WHAT TO DO | Filter the entries beneath this task, copying only the lines that hold the word "JSON".

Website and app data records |
+-------+
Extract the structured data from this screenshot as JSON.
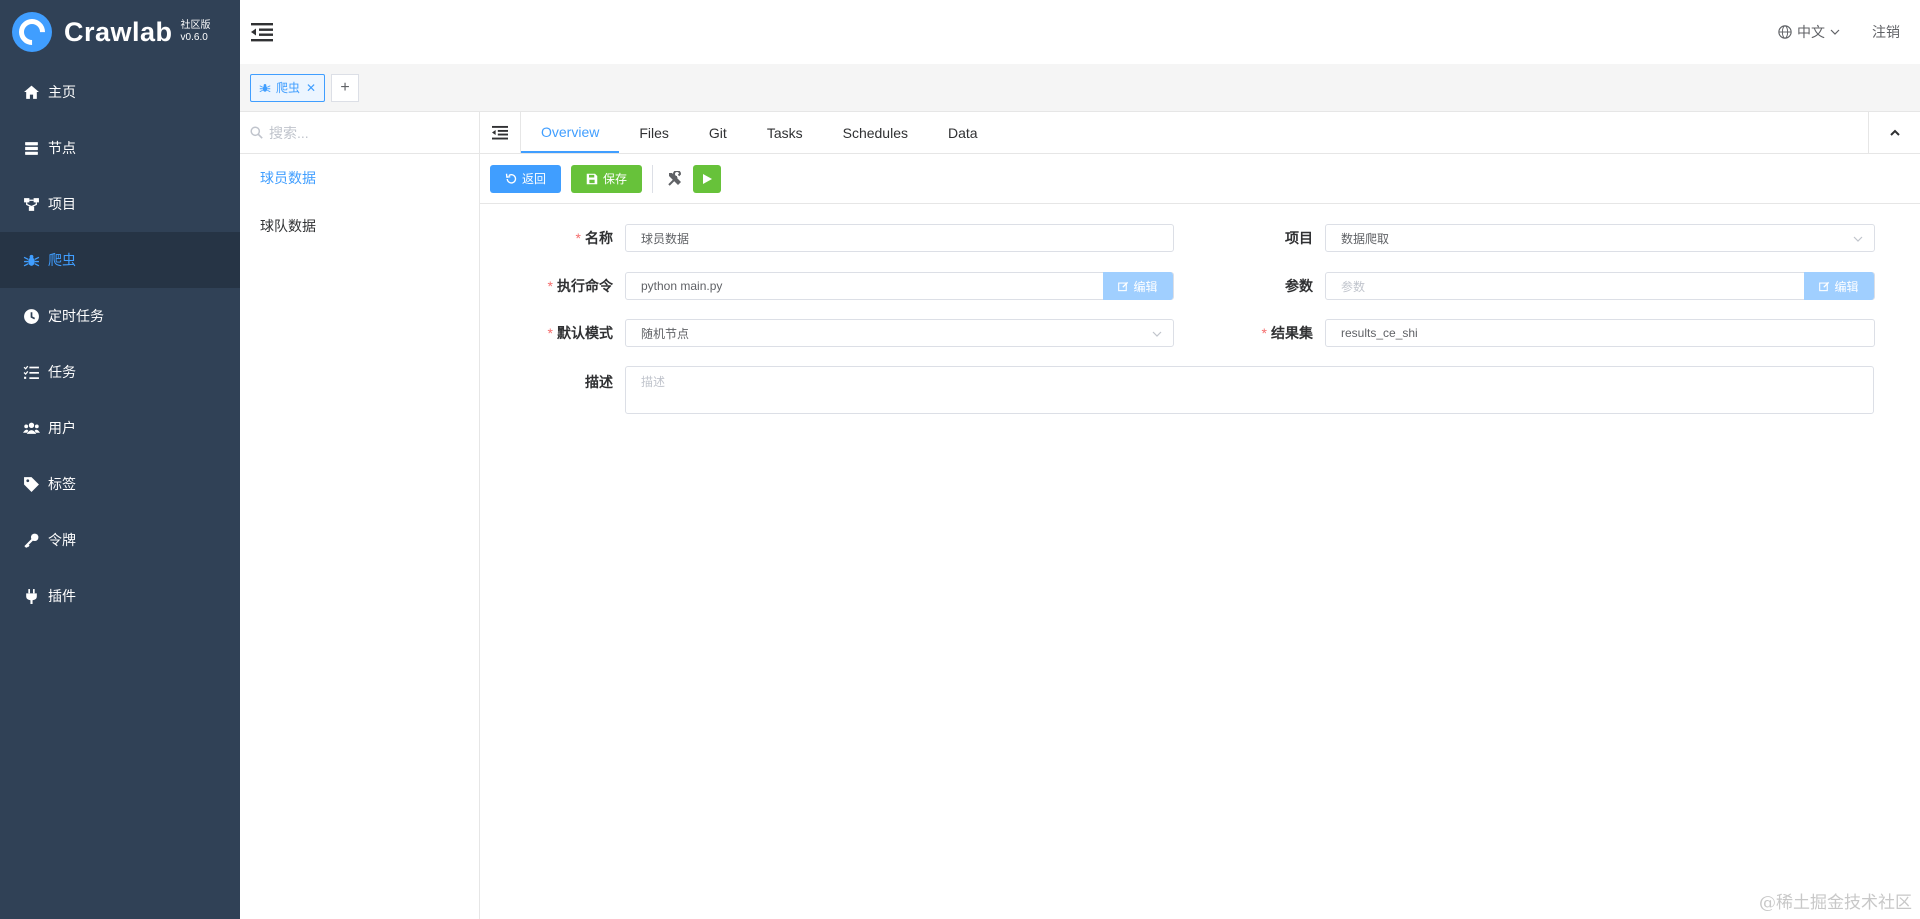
{
  "app": {
    "name": "Crawlab",
    "edition": "社区版",
    "version": "v0.6.0"
  },
  "sidebar": {
    "items": [
      {
        "label": "主页",
        "icon": "home-icon"
      },
      {
        "label": "节点",
        "icon": "server-icon"
      },
      {
        "label": "项目",
        "icon": "project-icon"
      },
      {
        "label": "爬虫",
        "icon": "spider-icon",
        "active": true
      },
      {
        "label": "定时任务",
        "icon": "clock-icon"
      },
      {
        "label": "任务",
        "icon": "task-list-icon"
      },
      {
        "label": "用户",
        "icon": "users-icon"
      },
      {
        "label": "标签",
        "icon": "tag-icon"
      },
      {
        "label": "令牌",
        "icon": "key-icon"
      },
      {
        "label": "插件",
        "icon": "plug-icon"
      }
    ]
  },
  "header": {
    "language": "中文",
    "logout": "注销"
  },
  "page_tabs": {
    "active_tab": "爬虫",
    "add": "+"
  },
  "spider_list": {
    "search_placeholder": "搜索...",
    "items": [
      "球员数据",
      "球队数据"
    ]
  },
  "detail_tabs": [
    "Overview",
    "Files",
    "Git",
    "Tasks",
    "Schedules",
    "Data"
  ],
  "toolbar": {
    "back": "返回",
    "save": "保存"
  },
  "form": {
    "name_label": "名称",
    "name_value": "球员数据",
    "project_label": "项目",
    "project_value": "数据爬取",
    "cmd_label": "执行命令",
    "cmd_value": "python main.py",
    "edit_label": "编辑",
    "param_label": "参数",
    "param_placeholder": "参数",
    "mode_label": "默认模式",
    "mode_value": "随机节点",
    "col_label": "结果集",
    "col_value": "results_ce_shi",
    "desc_label": "描述",
    "desc_placeholder": "描述"
  },
  "watermark": "@稀土掘金技术社区",
  "colors": {
    "sidebar_bg": "#304156",
    "primary": "#409eff",
    "success": "#67c23a",
    "required": "#f56c6c"
  }
}
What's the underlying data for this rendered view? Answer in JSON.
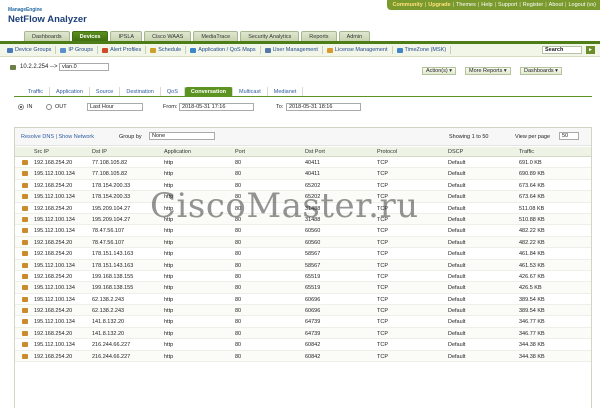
{
  "brand": {
    "vendor": "ManageEngine",
    "product": "NetFlow Analyzer"
  },
  "top_links": [
    {
      "label": "Community",
      "highlight": true
    },
    {
      "label": "Upgrade",
      "highlight": true
    },
    {
      "label": "Themes",
      "highlight": false
    },
    {
      "label": "Help",
      "highlight": false
    },
    {
      "label": "Support",
      "highlight": false
    },
    {
      "label": "Register",
      "highlight": false
    },
    {
      "label": "About",
      "highlight": false
    },
    {
      "label": "Logout (vs)",
      "highlight": false
    }
  ],
  "main_tabs": [
    {
      "label": "Dashboards",
      "active": false
    },
    {
      "label": "Devices",
      "active": true
    },
    {
      "label": "IPSLA",
      "active": false
    },
    {
      "label": "Cisco WAAS",
      "active": false
    },
    {
      "label": "MediaTrace",
      "active": false
    },
    {
      "label": "Security Analytics",
      "active": false
    },
    {
      "label": "Reports",
      "active": false
    },
    {
      "label": "Admin",
      "active": false
    }
  ],
  "subnav": [
    {
      "label": "Device Groups",
      "icon": "device-groups-icon",
      "color": "#4a78b8"
    },
    {
      "label": "IP Groups",
      "icon": "ip-groups-icon",
      "color": "#5b8fcf"
    },
    {
      "label": "Alert Profiles",
      "icon": "alert-icon",
      "color": "#d04a2a"
    },
    {
      "label": "Schedule",
      "icon": "schedule-icon",
      "color": "#c9a227"
    },
    {
      "label": "Application / QoS Maps",
      "icon": "app-map-icon",
      "color": "#3a86c8"
    },
    {
      "label": "User Management",
      "icon": "user-icon",
      "color": "#5678a8"
    },
    {
      "label": "License Management",
      "icon": "license-icon",
      "color": "#d89a2c"
    },
    {
      "label": "TimeZone (MSK)",
      "icon": "clock-icon",
      "color": "#3f86c9"
    }
  ],
  "search": {
    "value": "Search",
    "go": "►"
  },
  "device": {
    "ip": "10.2.2.254 -->",
    "interface": "vlan.0"
  },
  "device_actions": [
    "Action(s) ▾",
    "More Reports ▾",
    "Dashboards ▾"
  ],
  "content_tabs": [
    {
      "label": "Traffic",
      "active": false
    },
    {
      "label": "Application",
      "active": false
    },
    {
      "label": "Source",
      "active": false
    },
    {
      "label": "Destination",
      "active": false
    },
    {
      "label": "QoS",
      "active": false
    },
    {
      "label": "Conversation",
      "active": true
    },
    {
      "label": "Multicast",
      "active": false
    },
    {
      "label": "Medianet",
      "active": false
    }
  ],
  "filter": {
    "in_label": "IN",
    "out_label": "OUT",
    "period": "Last Hour",
    "from_label": "From:",
    "from_value": "2018-05-31 17:16",
    "to_label": "To:",
    "to_value": "2018-05-31 18:16"
  },
  "table_toolbar": {
    "resolve_dns": "Resolve DNS",
    "show_network": "Show Network",
    "group_by_label": "Group by",
    "group_by_value": "None",
    "showing": "Showing 1 to 50",
    "per_page_label": "View per page",
    "per_page_value": "50"
  },
  "table": {
    "columns": [
      "Src IP",
      "Dst IP",
      "Application",
      "Port",
      "Dst Port",
      "Protocol",
      "DSCP",
      "Traffic"
    ],
    "rows": [
      [
        "192.168.254.20",
        "77.108.105.82",
        "http",
        "80",
        "40411",
        "TCP",
        "Default",
        "691.0 KB"
      ],
      [
        "195.112.100.134",
        "77.108.105.82",
        "http",
        "80",
        "40411",
        "TCP",
        "Default",
        "690.89 KB"
      ],
      [
        "192.168.254.20",
        "178.154.200.33",
        "http",
        "80",
        "65202",
        "TCP",
        "Default",
        "673.64 KB"
      ],
      [
        "195.112.100.134",
        "178.154.200.33",
        "http",
        "80",
        "65202",
        "TCP",
        "Default",
        "673.64 KB"
      ],
      [
        "192.168.254.20",
        "195.209.104.27",
        "http",
        "80",
        "31488",
        "TCP",
        "Default",
        "511.08 KB"
      ],
      [
        "195.112.100.134",
        "195.209.104.27",
        "http",
        "80",
        "31488",
        "TCP",
        "Default",
        "510.88 KB"
      ],
      [
        "195.112.100.134",
        "78.47.56.107",
        "http",
        "80",
        "60560",
        "TCP",
        "Default",
        "482.22 KB"
      ],
      [
        "192.168.254.20",
        "78.47.56.107",
        "http",
        "80",
        "60560",
        "TCP",
        "Default",
        "482.22 KB"
      ],
      [
        "192.168.254.20",
        "178.151.143.163",
        "http",
        "80",
        "58567",
        "TCP",
        "Default",
        "461.84 KB"
      ],
      [
        "195.112.100.134",
        "178.151.143.163",
        "http",
        "80",
        "58567",
        "TCP",
        "Default",
        "461.53 KB"
      ],
      [
        "192.168.254.20",
        "199.168.138.155",
        "http",
        "80",
        "65519",
        "TCP",
        "Default",
        "426.67 KB"
      ],
      [
        "195.112.100.134",
        "199.168.138.155",
        "http",
        "80",
        "65519",
        "TCP",
        "Default",
        "426.5 KB"
      ],
      [
        "195.112.100.134",
        "62.138.2.243",
        "http",
        "80",
        "60696",
        "TCP",
        "Default",
        "389.54 KB"
      ],
      [
        "192.168.254.20",
        "62.138.2.243",
        "http",
        "80",
        "60696",
        "TCP",
        "Default",
        "389.54 KB"
      ],
      [
        "195.112.100.134",
        "141.8.132.20",
        "http",
        "80",
        "64739",
        "TCP",
        "Default",
        "346.77 KB"
      ],
      [
        "192.168.254.20",
        "141.8.132.20",
        "http",
        "80",
        "64739",
        "TCP",
        "Default",
        "346.77 KB"
      ],
      [
        "195.112.100.134",
        "216.244.66.227",
        "http",
        "80",
        "60842",
        "TCP",
        "Default",
        "344.38 KB"
      ],
      [
        "192.168.254.20",
        "216.244.66.227",
        "http",
        "80",
        "60842",
        "TCP",
        "Default",
        "344.38 KB"
      ]
    ]
  },
  "watermark": "CiscoMaster.ru"
}
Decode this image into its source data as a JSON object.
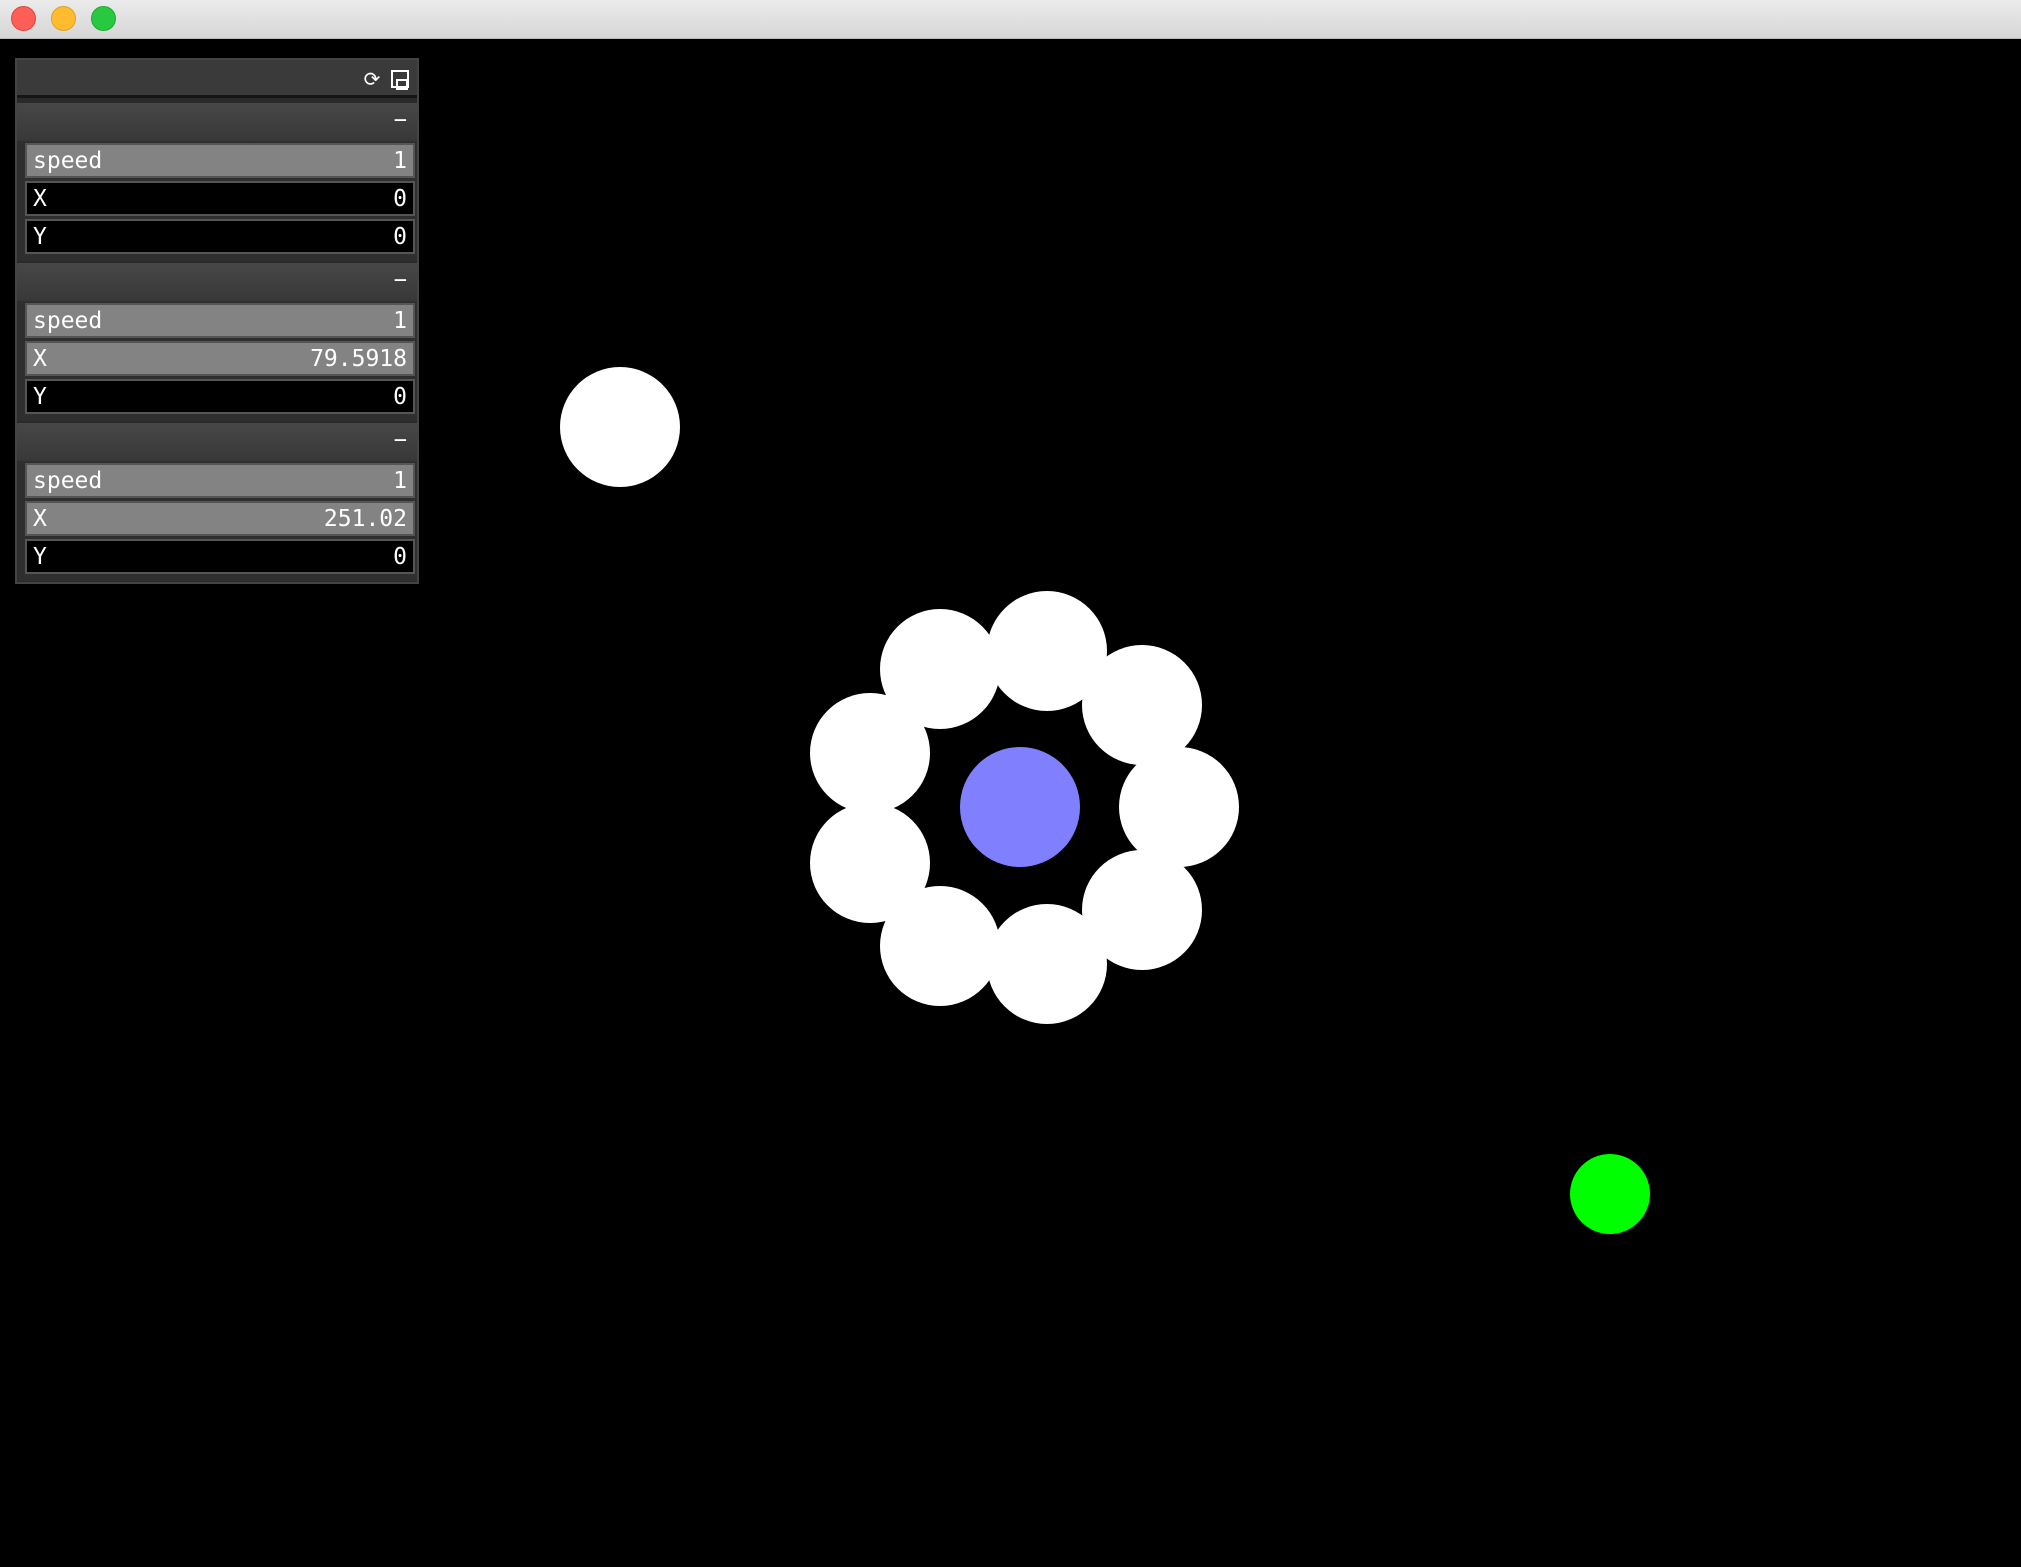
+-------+
ANSWER SECTION |
Extract the structured data from this screenshot as JSON.
What's the underlying data for this rendered view? Answer in JSON.
Decode this image into its source data as a JSON object.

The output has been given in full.